WASHINGTON — Senate Majority Leader Bob Dole (R-Kan.) said Sunday that he expects the Senate to vote this week on a controversial judicial nominee, Daniel A. Manion, and he predicted the South Bend, Ind., lawyer will be confirmed to a seat on the federal appeals court in Chicago in an extremely close vote.
"We will be successful on the Manion vote," Dole said, although "it's close--it's very close."
Dole, speaking on CBS Television's "Face the Nation," added: "I want to make certain everyone is in town--this is one of those votes where, if somebody breaks their leg on the way to the Senate floor, I'm going to have to have a postponement.

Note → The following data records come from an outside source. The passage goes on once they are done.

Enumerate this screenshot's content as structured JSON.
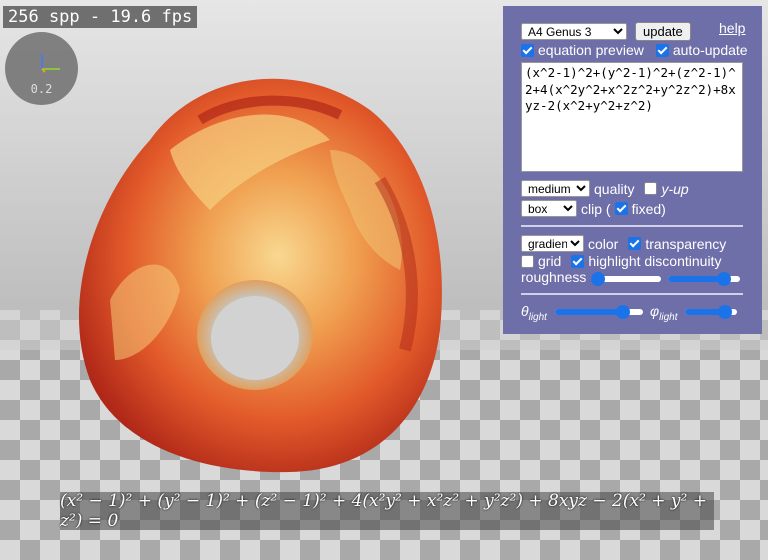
{
  "render": {
    "fps_text": "256 spp - 19.6 fps",
    "axes_scale": "0.2"
  },
  "panel": {
    "preset_selected": "A4 Genus 3",
    "update_label": "update",
    "help_label": "help",
    "equation_preview": {
      "label": "equation preview",
      "checked": true
    },
    "auto_update": {
      "label": "auto-update",
      "checked": true
    },
    "equation_text": "(x^2-1)^2+(y^2-1)^2+(z^2-1)^2+4(x^2y^2+x^2z^2+y^2z^2)+8xyz-2(x^2+y^2+z^2)",
    "quality_selected": "medium",
    "quality_label": "quality",
    "y_up": {
      "label": "y-up",
      "checked": false
    },
    "clip_selected": "box",
    "clip_label": "clip (",
    "fixed": {
      "label": "fixed)",
      "checked": true
    },
    "color_selected": "gradient",
    "color_label": "color",
    "transparency": {
      "label": "transparency",
      "checked": true
    },
    "grid": {
      "label": "grid",
      "checked": false
    },
    "highlight_discontinuity": {
      "label": "highlight discontinuity",
      "checked": true
    },
    "roughness_label": "roughness",
    "roughness_value": 0.0,
    "roughness2_value": 0.85,
    "theta_label": "θ",
    "theta_sub": "light",
    "theta_value": 0.82,
    "phi_label": "φ",
    "phi_sub": "light",
    "phi_value": 0.88
  },
  "preview_equation": "(x² − 1)² + (y² − 1)² + (z² − 1)² + 4(x²y² + x²z² + y²z²) + 8xyz − 2(x² + y² + z²) = 0",
  "colors": {
    "panel_bg": "#6e6ea8",
    "accent": "#1a73e8"
  }
}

It's that close."
Dole, who had earlier threatened to block a Senate vote on the nomination and allow Manion to take office automatically after the 99th Congress has adjourned, said Sunday that he now plans to bring the nomination before the Senate later this week.
Attacked by Democrats
"In my view, we ought to bring it up and dispose of it," he said.
Manion has been attacked by Senate Democrats for having taken extreme positions supporting the right-wing John Birch Society and for defying Supreme Court decisions. His appointment has been strenuously opposed by the 1,400-member Chicago Council of Lawyers, which has charged that Manion "would not be able to deal adequately with the difficult legal issues that are routinely presented" to the appeals court.
The American Bar Assn. has rated Manion "qualified," the lowest of three passing grades.
Many attorneys and judges in Indiana and Illinois have rallied to Manion's defense, saying he has behaved professionally and is the victim of a political battle in the Senate.
Dole accused Senate Democrats of trying to gain "political mileage" by fighting the Manion nomination.
'Shouldn't Be Close'
"It shouldn't be close--it ought to be a wide margin for Mr. Manion," Dole said. "But I think the stakes are not Mr. Manion. The stakes are who's going to control the Senate, and can the Democrats get any political mileage out of torpedoing some young man from Indiana because he's a small-town lawyer, even though he has a qualified recommendation from the American Bar Assn.?"
Meanwhile, on the subject of South Africa, Dole said President Reagan should not meet with representatives of the outlawed African National Congress--which is seeking to overthrow the government there--but suggested that some communication begin.
"I know there are some who would want no liaison with the ANC because of so-called, not only so-called, but Communist ties," Dole said. "But it would seem to me that we're not going to be able to resolve the serious problem there unless there is some dialogue."
Dole said he would make clear to Reagan today "that there is a lot of bipartisan concern" regarding Administration policy toward South Africa and his opposition to economic sanctions against that country.
Dole said he will probably decide "next March or April" whether he will run for President in 1988.
"I'm running for reelection this year. I have to be a good senator from my state and will be," he said.